The German dramatist, cosmopolite, and libertarian Frank Wedekind (1864-1918) was a foe of middle-class hypocrisy and a moralist eager to reform the world through sexual emancipation.
Frank Wedekind was born Benjamin Franklin Wedekind on July 24, 1864, in Hanover, Germany. He was the son of a German who had emigrated to America, practiced medicine in San Francisco, then returned to his home in Germany. Dissatisfied with Otto von Bismarck's Prussian policy, the elder Wedekind left again and settled in Switzerland, where his son grew up. After working as a freelance journalist, an advertising copywriter, and a secretary for a circus, and spending long sojourns as a painter in England and France, young Wedekind moved to Munich, joining the staff of the satirical magazine Simplizissimus, in which his first political poems appeared. He remained in Munich until his death, occasionally making guest appearances in his own plays, giving public readings, and reciting and singing his ballads in a famous cabaret called Die Elf Scharfrichter (Eleven Executioners).

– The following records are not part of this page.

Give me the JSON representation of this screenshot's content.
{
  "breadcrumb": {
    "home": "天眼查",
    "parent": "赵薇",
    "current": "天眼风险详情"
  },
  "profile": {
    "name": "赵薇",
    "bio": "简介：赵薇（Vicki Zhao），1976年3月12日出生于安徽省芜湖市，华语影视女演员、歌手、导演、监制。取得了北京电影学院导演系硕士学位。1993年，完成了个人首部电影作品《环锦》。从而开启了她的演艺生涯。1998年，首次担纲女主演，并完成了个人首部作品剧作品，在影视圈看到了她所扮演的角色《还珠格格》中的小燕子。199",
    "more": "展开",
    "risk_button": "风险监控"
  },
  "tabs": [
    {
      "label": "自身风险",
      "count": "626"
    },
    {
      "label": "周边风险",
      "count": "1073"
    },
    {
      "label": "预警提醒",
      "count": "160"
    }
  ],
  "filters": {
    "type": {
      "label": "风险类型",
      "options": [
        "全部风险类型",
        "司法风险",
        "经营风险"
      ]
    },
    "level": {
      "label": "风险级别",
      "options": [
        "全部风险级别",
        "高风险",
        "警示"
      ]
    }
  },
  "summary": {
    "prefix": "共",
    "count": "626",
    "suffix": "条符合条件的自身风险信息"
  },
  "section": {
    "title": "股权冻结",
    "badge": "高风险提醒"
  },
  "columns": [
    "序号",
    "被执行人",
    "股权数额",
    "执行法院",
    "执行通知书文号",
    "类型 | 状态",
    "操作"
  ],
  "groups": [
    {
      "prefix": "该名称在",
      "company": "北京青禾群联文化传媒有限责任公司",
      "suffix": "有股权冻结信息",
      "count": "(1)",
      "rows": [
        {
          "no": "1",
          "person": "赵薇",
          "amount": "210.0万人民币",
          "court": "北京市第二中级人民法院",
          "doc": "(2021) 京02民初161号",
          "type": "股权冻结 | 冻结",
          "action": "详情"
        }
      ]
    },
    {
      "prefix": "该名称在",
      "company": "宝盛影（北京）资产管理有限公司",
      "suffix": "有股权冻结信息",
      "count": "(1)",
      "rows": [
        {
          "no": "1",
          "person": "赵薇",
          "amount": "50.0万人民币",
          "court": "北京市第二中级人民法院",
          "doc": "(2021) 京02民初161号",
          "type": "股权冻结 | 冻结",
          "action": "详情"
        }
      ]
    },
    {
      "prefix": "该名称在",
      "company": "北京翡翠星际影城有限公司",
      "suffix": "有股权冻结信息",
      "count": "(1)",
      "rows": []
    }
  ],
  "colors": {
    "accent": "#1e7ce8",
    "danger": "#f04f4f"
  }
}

Wedekind's psychological insight into daydreams, emotions, and conversations among adolescents is reflected in his first successful play, Frühlings Erwachen (1891; The Awakening of Spring). Here he developed his own dramatic style and technique, characterized by many short and loosely connected scenes, calling to mind George Büchner's Wozzek and, in his frank exposure of sexual problems, anticipated many of the later insights of modern depth psychology. Wedekind's next major work was a "monster tragedy" consisting of two parts: Erdgeist (1893; Earth Spirit) and Büchse der Pandora (1906; Pandora's Box). Significantly, its central character, Lulu, the femme fatale, has no second name; indeed, even her first name changes with each suitor. Representing pure instinct, lust, desire, and flesh, she destroys each man who pursues her. It was the final act of part II, set in London and written in English for reasons of censorship, with Lulu as a prostitute supporting her father and her lover Alwa, which won for Wedekind his reputation as an immoralist and pornographic enemy of society.
Of Wedekind's plays, one relatively widely known in the United States is his character study, Der Kammersänger (1897; The Tenor). In a hotel room the hero, the famous tenor Gerardo, receives in turn a number of unwelcome guests: a 16-year-old girl admirer, an old composer anxious to get his opera produced, and finally a married woman who, refused by Gerardo, commits suicide. Der Kammersänger was followed, in 1900, by a full-length play in five acts, Der Marquis von Keith, which deals not with an adventurer in love but with an adventurer of life, a reckless swindler and social climber involved in shady financial dealings.
These five works mark Wedekind's first and most important creative period. After the turn of the century, he became more and more autobiographical, feeling an urge to "explain" himself and his work and to defend his ideas against the attacks leveled against him from all sides. Among the plays of this period are Karl Hetman der Zwergriese (1900; Hidalla) and König Nicolo oder So ist das Leben (1905; Such Is Life). These years were marked by critical abuse, censorship (he once spent 6 months in jail for le‧se majesté), and difficulties with his publishers.
After the publication of Nicolo, Wedekind's dramatic art deteriorated. Totentanz (1905; The Dance of Death) and Schloss Wetterstein (1910; Hunted by Every Hound) both deal with prostitution, while Zensur (1907; Censorship) is purely autobiographical. His last play, Bismarck (1916), is hopelessly dull and undramatic.
Wedekind is also remembered for his short, pointed tales, reminiscent of Heinrich von Kleist and Guy de Maupassant. Here again, as in his dramas, his theme is love and eros. One of the best prose tales in modern German literature is his story Der Brand von Egliswyl (1905; The Fire of Egliswyl), which reveals his psychological insight into the relationship between arson and sexual anxiety. And he was a master, as well, of slightly frivolous, mocking, flirtatious love songs and ballads, some of which call to mind Heinrich Heine. Wedekind died in Munich on March 9, 1918.
The first full-length study in English of Wedekind is Sol Gittleman, Frank Wedekind (1969). It has a useful chronology and a selective bibliography. Wedekind's dramas are analyzed at length in Alex Natan, ed., German Men of Letters, vol.2 (1963). A brief introduction is in Hugh Garten, Modern German Drama (1962).
Best, Alan D., Frank Wedekind, London: Wolff, 1975.